You can also go the DIY route too:

Why Candles Aren’t Much Better

So what about candles? Are they any better for your pet? 

Even though candles aren’t directly toxic for your dog, candles really aren’t much safer than incense. Candles still create smoke, and smoke of any kind can be harmful to the respiratory systems of both you and your pet. 

While candles are typically a little more sturdy than the stick-and-holder method of burning incense, they’re still not safe from a happy dog tail (unless they’re burned on a high shelf away from your pet). 

Finally, heavily-scented candles can still create the kind of irritation to your dog’s sensitive nose that incense can cause. 

If you choose to burn a candle in your home, follow the same precautions that you would for burning incense: use a natural candle with no artificial smells, make sure there’s plenty of ventilation flowing, and place it on a high counter or shelf where your dog can’t reach it. 

Closing

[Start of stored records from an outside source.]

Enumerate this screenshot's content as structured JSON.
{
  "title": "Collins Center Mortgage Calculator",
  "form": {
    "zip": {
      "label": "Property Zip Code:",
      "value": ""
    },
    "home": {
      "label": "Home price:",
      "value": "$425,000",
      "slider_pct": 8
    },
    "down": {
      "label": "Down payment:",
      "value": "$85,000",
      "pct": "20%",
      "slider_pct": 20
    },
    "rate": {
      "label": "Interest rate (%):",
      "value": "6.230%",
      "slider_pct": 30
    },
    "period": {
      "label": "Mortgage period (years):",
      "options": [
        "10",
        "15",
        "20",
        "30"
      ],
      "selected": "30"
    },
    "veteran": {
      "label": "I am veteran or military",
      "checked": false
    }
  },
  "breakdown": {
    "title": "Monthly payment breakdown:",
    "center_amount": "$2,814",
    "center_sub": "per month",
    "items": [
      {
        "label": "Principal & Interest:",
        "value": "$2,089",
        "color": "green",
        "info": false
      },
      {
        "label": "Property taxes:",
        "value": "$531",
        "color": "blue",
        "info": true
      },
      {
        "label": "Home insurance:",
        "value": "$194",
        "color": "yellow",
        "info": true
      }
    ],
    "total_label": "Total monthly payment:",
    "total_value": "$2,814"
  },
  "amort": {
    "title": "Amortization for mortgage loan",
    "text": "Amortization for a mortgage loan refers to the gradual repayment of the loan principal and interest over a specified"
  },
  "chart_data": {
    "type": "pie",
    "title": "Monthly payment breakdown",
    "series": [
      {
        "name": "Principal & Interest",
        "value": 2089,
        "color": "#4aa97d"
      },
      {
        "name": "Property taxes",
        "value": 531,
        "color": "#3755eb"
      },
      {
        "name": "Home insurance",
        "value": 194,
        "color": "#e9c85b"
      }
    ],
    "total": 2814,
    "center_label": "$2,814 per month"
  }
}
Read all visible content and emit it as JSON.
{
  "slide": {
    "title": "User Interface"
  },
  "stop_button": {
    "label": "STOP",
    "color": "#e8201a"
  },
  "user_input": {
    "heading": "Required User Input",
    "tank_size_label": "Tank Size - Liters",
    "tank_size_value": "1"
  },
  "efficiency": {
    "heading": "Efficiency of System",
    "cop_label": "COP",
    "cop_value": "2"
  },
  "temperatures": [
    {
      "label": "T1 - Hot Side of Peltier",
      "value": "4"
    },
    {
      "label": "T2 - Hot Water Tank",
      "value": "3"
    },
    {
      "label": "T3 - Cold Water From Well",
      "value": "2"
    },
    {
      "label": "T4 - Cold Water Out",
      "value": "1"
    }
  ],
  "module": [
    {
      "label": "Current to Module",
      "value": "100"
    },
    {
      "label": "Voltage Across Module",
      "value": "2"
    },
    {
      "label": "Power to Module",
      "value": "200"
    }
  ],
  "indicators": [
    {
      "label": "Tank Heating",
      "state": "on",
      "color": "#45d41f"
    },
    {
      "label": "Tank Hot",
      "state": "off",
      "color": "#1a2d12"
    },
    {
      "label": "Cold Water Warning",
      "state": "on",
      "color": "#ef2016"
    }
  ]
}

Burning incense with a dog around may not be the best choice for their health, but with a few precautions, you can keep your dog safe from the potential harmful effects of incense. Keep careful watch over your dog as you’re burning incense. If you notice excessive sneezing, coughing, or watery eyes, it could be a sign that it’s time to switch to a healthier option for your dog.